When the word “desert” come into our minds, we usually think of it as a place which is hot, dry, and covered with sand and cactus plants. But it not always true, some deserts around the world have a cold climate.
Deserts are the regions of the earth that get very low rainfall annually. As a result, their land is so dry that only a few species of animals and plants can survive there i.e. cactus plant. Deserts are not completely useless places, they play important role in the climate of the earth.
Types of Deserts
Deserts are the driest regions on the earth, but they can be classified into two types; hot deserts and cold deserts.
Hot deserts have a high annual average temperature. The highest temperature occurs in the summer months. Also, the high-temperature results into a higher rate of evaporation, which makes them drier than cold deserts. The winds in hot deserts are usually strong and skies are clear.
Cold deserts have cold temperatures throughout the year and are sometimes called “temperate deserts”. They have dry air, mild-to-strong winds, and very little precipitation due to lack of moisture in the air. A type of cold deserts is called “polar deserts”. The polar deserts have a very cold temperature. They have very little precipitation which usually happens as snow.
Storms in the Deserts
Dust storm happens when the strong winds take very fine particle from the ground and lift them up to a height of 6 km. Due to dust storms, the visibility of the surroundings is reduced which may remain for days. As a result, the days become very dark like nights at the ground.

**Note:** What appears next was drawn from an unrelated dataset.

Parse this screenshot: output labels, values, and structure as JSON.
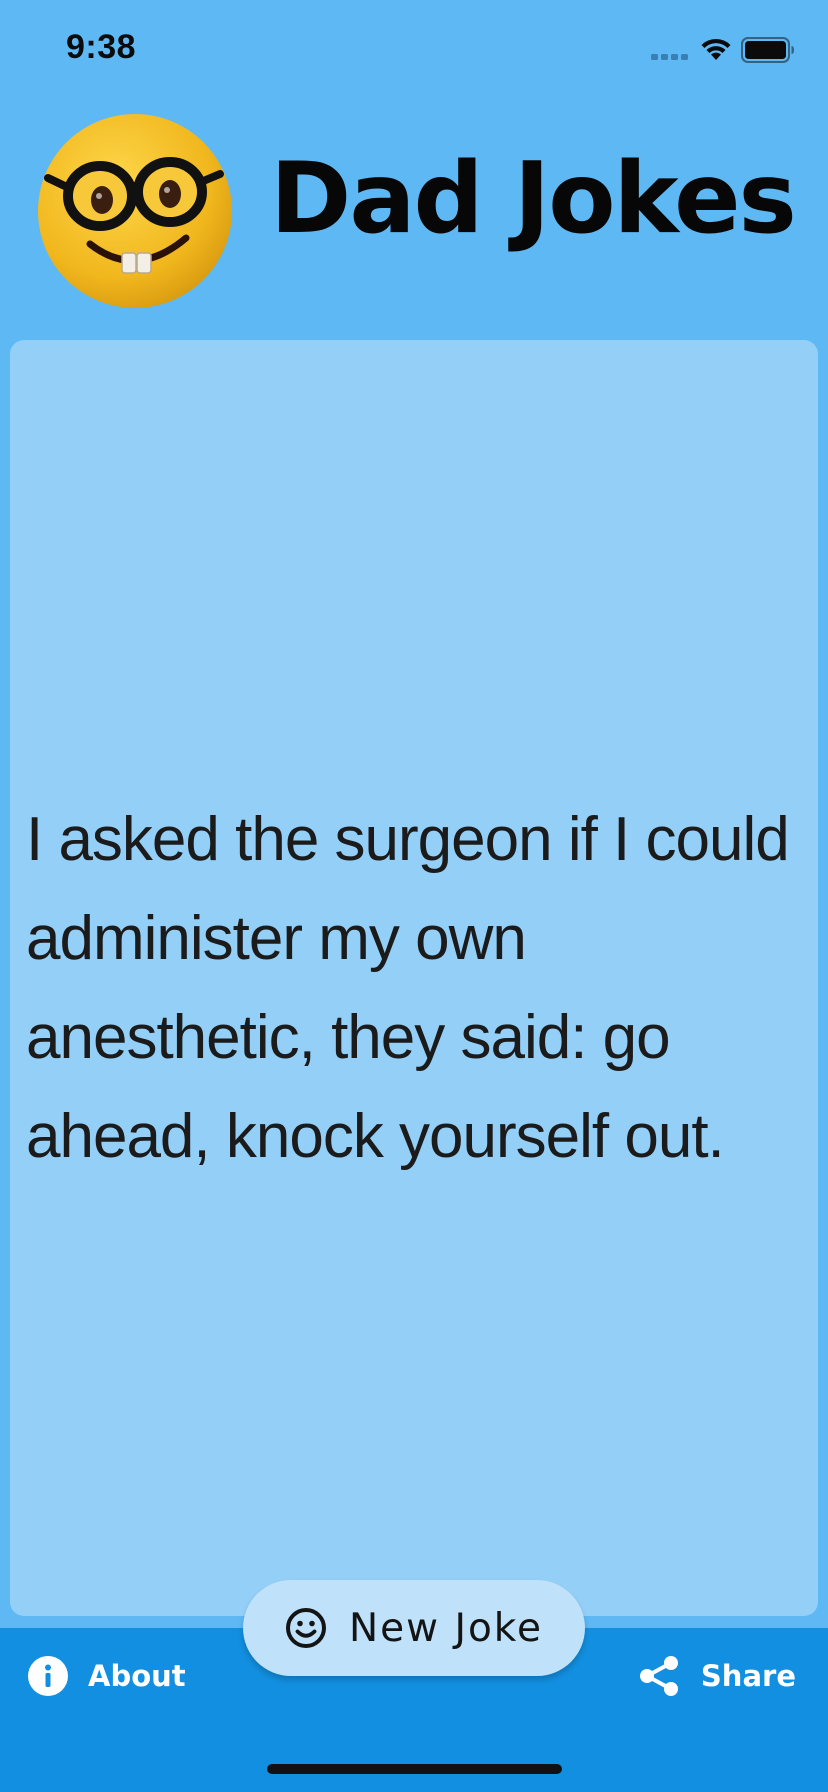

Sand storms happen when very strong winds can lift heavy particles of sand. They occur less frequently due to insufficient wind speeds. They differ from dust storms because the particle size of dust is very small as compared to a grain of sand. In this storm, the grains of sand can become electrically charged. When these charged sand grains discharge they produce very bright sparks.
Extraction of Minerals

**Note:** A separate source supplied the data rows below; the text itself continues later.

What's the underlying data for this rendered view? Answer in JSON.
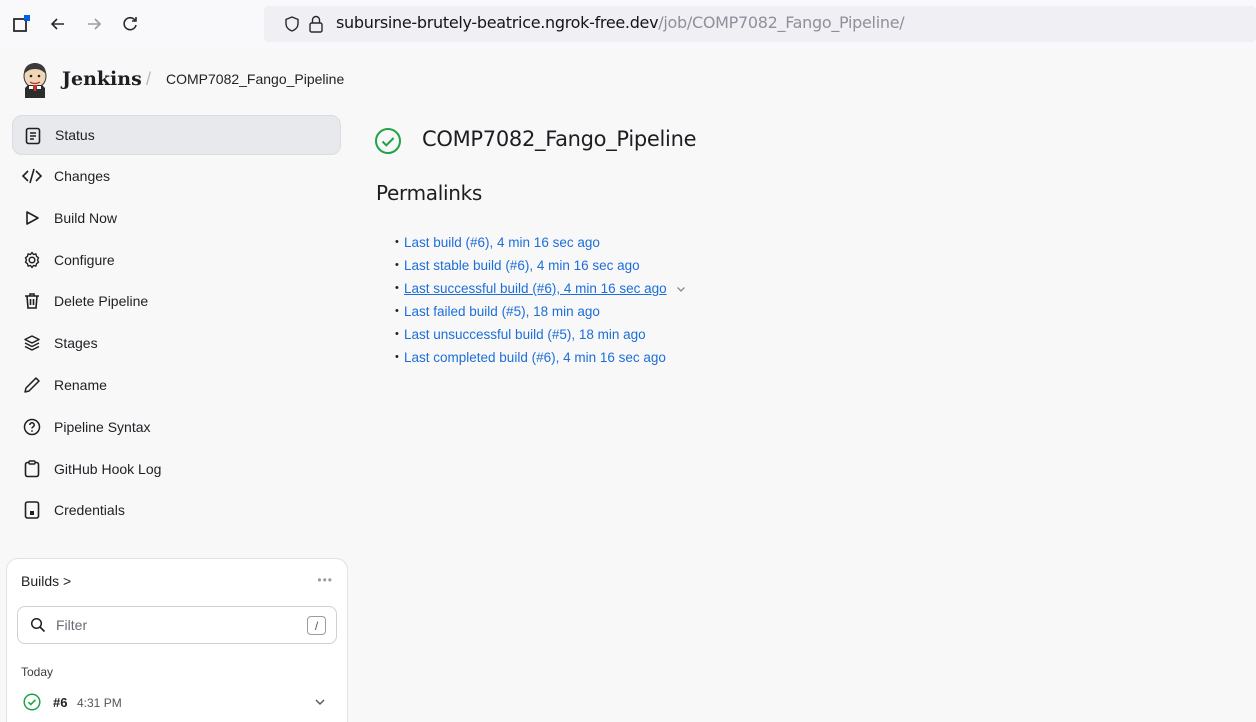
{
  "browser": {
    "url_host": "subursine-brutely-beatrice.ngrok-free.dev",
    "url_path": "/job/COMP7082_Fango_Pipeline/"
  },
  "header": {
    "brand": "Jenkins",
    "separator": "/",
    "breadcrumb": "COMP7082_Fango_Pipeline"
  },
  "sidebar": {
    "items": [
      {
        "label": "Status",
        "icon": "status-icon"
      },
      {
        "label": "Changes",
        "icon": "code-icon"
      },
      {
        "label": "Build Now",
        "icon": "play-icon"
      },
      {
        "label": "Configure",
        "icon": "gear-icon"
      },
      {
        "label": "Delete Pipeline",
        "icon": "trash-icon"
      },
      {
        "label": "Stages",
        "icon": "layers-icon"
      },
      {
        "label": "Rename",
        "icon": "pencil-icon"
      },
      {
        "label": "Pipeline Syntax",
        "icon": "help-icon"
      },
      {
        "label": "GitHub Hook Log",
        "icon": "clipboard-icon"
      },
      {
        "label": "Credentials",
        "icon": "phone-icon"
      }
    ]
  },
  "builds": {
    "title": "Builds >",
    "more": "•••",
    "filter_placeholder": "Filter",
    "filter_key": "/",
    "group": "Today",
    "rows": [
      {
        "number": "#6",
        "time": "4:31 PM",
        "status": "success"
      }
    ]
  },
  "main": {
    "job_title": "COMP7082_Fango_Pipeline",
    "permalinks_title": "Permalinks",
    "permalinks": [
      "Last build (#6), 4 min 16 sec ago",
      "Last stable build (#6), 4 min 16 sec ago",
      "Last successful build (#6), 4 min 16 sec ago",
      "Last failed build (#5), 18 min ago",
      "Last unsuccessful build (#5), 18 min ago",
      "Last completed build (#6), 4 min 16 sec ago"
    ]
  },
  "colors": {
    "link": "#1d6ed8",
    "success": "#1ea446"
  }
}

Deserts are very rich in minerals. Many countries are extracting those useful minerals from their deserts. The minerals found in the deserts are very concentrated in mineral deposits. These deposits are formed by some geological activities. For examples, during rainfalls when temporary lakes are formed, they carry along minerals with them. When water evaporates they leave behind the concentrated deposits of minerals that can be extracted. Some mineral deposits that are caused by evaporation are sodium nitrate, gypsum, and sodium chloride.
- Some deserts in Australia have deposits of iron and uranium minerals.

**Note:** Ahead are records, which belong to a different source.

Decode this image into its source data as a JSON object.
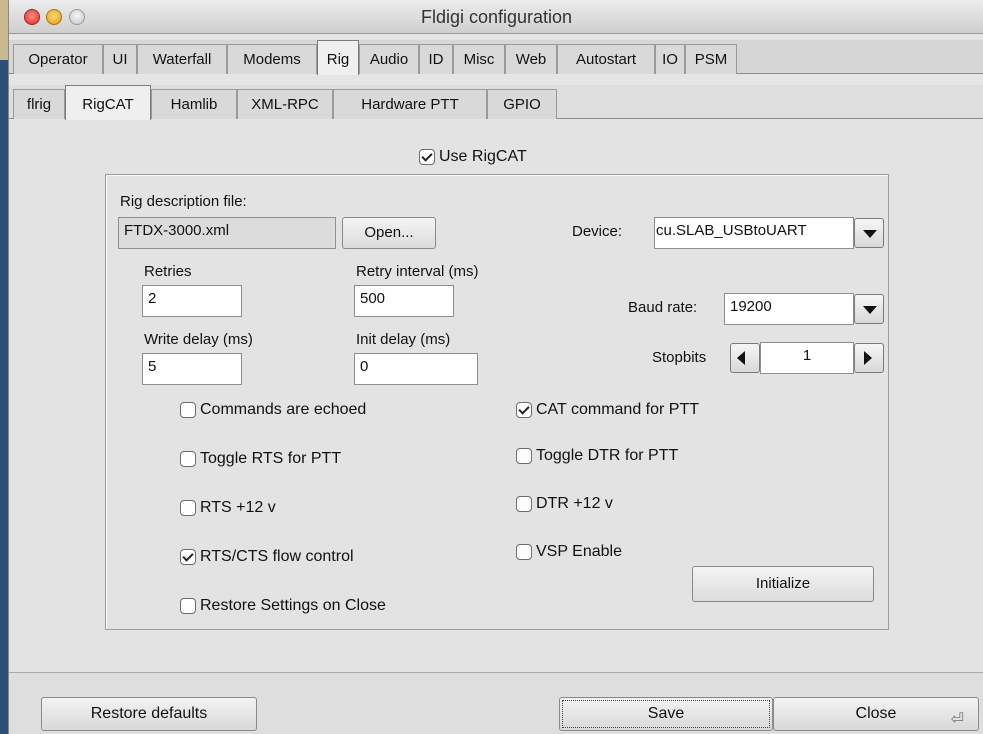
{
  "window": {
    "title": "Fldigi configuration"
  },
  "tabs_main": [
    {
      "label": "Operator"
    },
    {
      "label": "UI"
    },
    {
      "label": "Waterfall"
    },
    {
      "label": "Modems"
    },
    {
      "label": "Rig"
    },
    {
      "label": "Audio"
    },
    {
      "label": "ID"
    },
    {
      "label": "Misc"
    },
    {
      "label": "Web"
    },
    {
      "label": "Autostart"
    },
    {
      "label": "IO"
    },
    {
      "label": "PSM"
    }
  ],
  "tabs_rig": [
    {
      "label": "flrig"
    },
    {
      "label": "RigCAT"
    },
    {
      "label": "Hamlib"
    },
    {
      "label": "XML-RPC"
    },
    {
      "label": "Hardware PTT"
    },
    {
      "label": "GPIO"
    }
  ],
  "rigcat": {
    "use_label": "Use RigCAT",
    "use_checked": true,
    "rig_desc_label": "Rig description file:",
    "rig_desc_value": "FTDX-3000.xml",
    "open_label": "Open...",
    "device_label": "Device:",
    "device_value": "cu.SLAB_USBtoUART",
    "retries_label": "Retries",
    "retries_value": "2",
    "retry_interval_label": "Retry interval (ms)",
    "retry_interval_value": "500",
    "baud_label": "Baud rate:",
    "baud_value": "19200",
    "write_delay_label": "Write delay (ms)",
    "write_delay_value": "5",
    "init_delay_label": "Init delay (ms)",
    "init_delay_value": "0",
    "stopbits_label": "Stopbits",
    "stopbits_value": "1",
    "checks": {
      "commands_echoed": {
        "label": "Commands are echoed",
        "checked": false
      },
      "cat_ptt": {
        "label": "CAT command for PTT",
        "checked": true
      },
      "toggle_rts": {
        "label": "Toggle RTS for PTT",
        "checked": false
      },
      "toggle_dtr": {
        "label": "Toggle DTR for PTT",
        "checked": false
      },
      "rts12": {
        "label": "RTS +12 v",
        "checked": false
      },
      "dtr12": {
        "label": "DTR +12 v",
        "checked": false
      },
      "rtscts": {
        "label": "RTS/CTS flow control",
        "checked": true
      },
      "vsp": {
        "label": "VSP Enable",
        "checked": false
      },
      "restore_on_close": {
        "label": "Restore Settings on Close",
        "checked": false
      }
    },
    "initialize_label": "Initialize"
  },
  "footer": {
    "restore_defaults": "Restore defaults",
    "save": "Save",
    "close": "Close"
  },
  "icons": {
    "close_window": "close-window-icon",
    "minimize_window": "minimize-window-icon",
    "zoom_window": "zoom-window-icon",
    "dropdown": "chevron-down-icon",
    "left": "arrow-left-icon",
    "right": "arrow-right-icon",
    "enter": "return-key-icon"
  }
}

- The total number of people around the world that live in the deserts is 1 billion.
- Sahara desert is the hot desert which spans across 12 countries. Also, it the largest hot desert of our earth.
- Antarctica is a whole continent, which is also the largest cold desert (polar desert) of the earth.